→ **Problem requirements**
An exact copy of every entry is the required answer.

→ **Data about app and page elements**
++++++++++++++++++++

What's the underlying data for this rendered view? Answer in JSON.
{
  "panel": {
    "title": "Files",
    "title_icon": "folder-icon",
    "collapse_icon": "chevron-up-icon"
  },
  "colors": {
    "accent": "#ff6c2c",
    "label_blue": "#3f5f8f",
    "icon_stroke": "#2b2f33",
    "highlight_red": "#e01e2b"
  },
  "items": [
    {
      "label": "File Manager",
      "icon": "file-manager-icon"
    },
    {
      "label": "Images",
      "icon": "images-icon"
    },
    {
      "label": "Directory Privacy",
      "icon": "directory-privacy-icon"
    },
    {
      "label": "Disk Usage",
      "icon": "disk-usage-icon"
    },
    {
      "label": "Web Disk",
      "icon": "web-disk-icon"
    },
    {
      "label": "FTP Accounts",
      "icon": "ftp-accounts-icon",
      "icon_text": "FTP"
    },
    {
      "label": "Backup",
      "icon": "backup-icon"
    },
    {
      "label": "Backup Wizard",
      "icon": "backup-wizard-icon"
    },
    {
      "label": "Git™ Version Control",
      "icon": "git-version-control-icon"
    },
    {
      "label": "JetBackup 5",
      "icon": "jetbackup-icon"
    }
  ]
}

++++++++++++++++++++

→ **Output for this exercise**
What's the underlying data for this rendered view? Answer in JSON.
{
  "panel": {
    "title": "Files",
    "title_icon": "folder-icon",
    "collapse_icon": "chevron-up-icon"
  },
  "colors": {
    "accent": "#ff6c2c",
    "label_blue": "#3f5f8f",
    "icon_stroke": "#2b2f33",
    "highlight_red": "#e01e2b"
  },
  "items": [
    {
      "label": "File Manager",
      "icon": "file-manager-icon"
    },
    {
      "label": "Images",
      "icon": "images-icon"
    },
    {
      "label": "Directory Privacy",
      "icon": "directory-privacy-icon"
    },
    {
      "label": "Disk Usage",
      "icon": "disk-usage-icon"
    },
    {
      "label": "Web Disk",
      "icon": "web-disk-icon"
    },
    {
      "label": "FTP Accounts",
      "icon": "ftp-accounts-icon",
      "icon_text": "FTP"
    },
    {
      "label": "Backup",
      "icon": "backup-icon"
    },
    {
      "label": "Backup Wizard",
      "icon": "backup-wizard-icon"
    },
    {
      "label": "Git™ Version Control",
      "icon": "git-version-control-icon"
    },
    {
      "label": "JetBackup 5",
      "icon": "jetbackup-icon"
    }
  ]
}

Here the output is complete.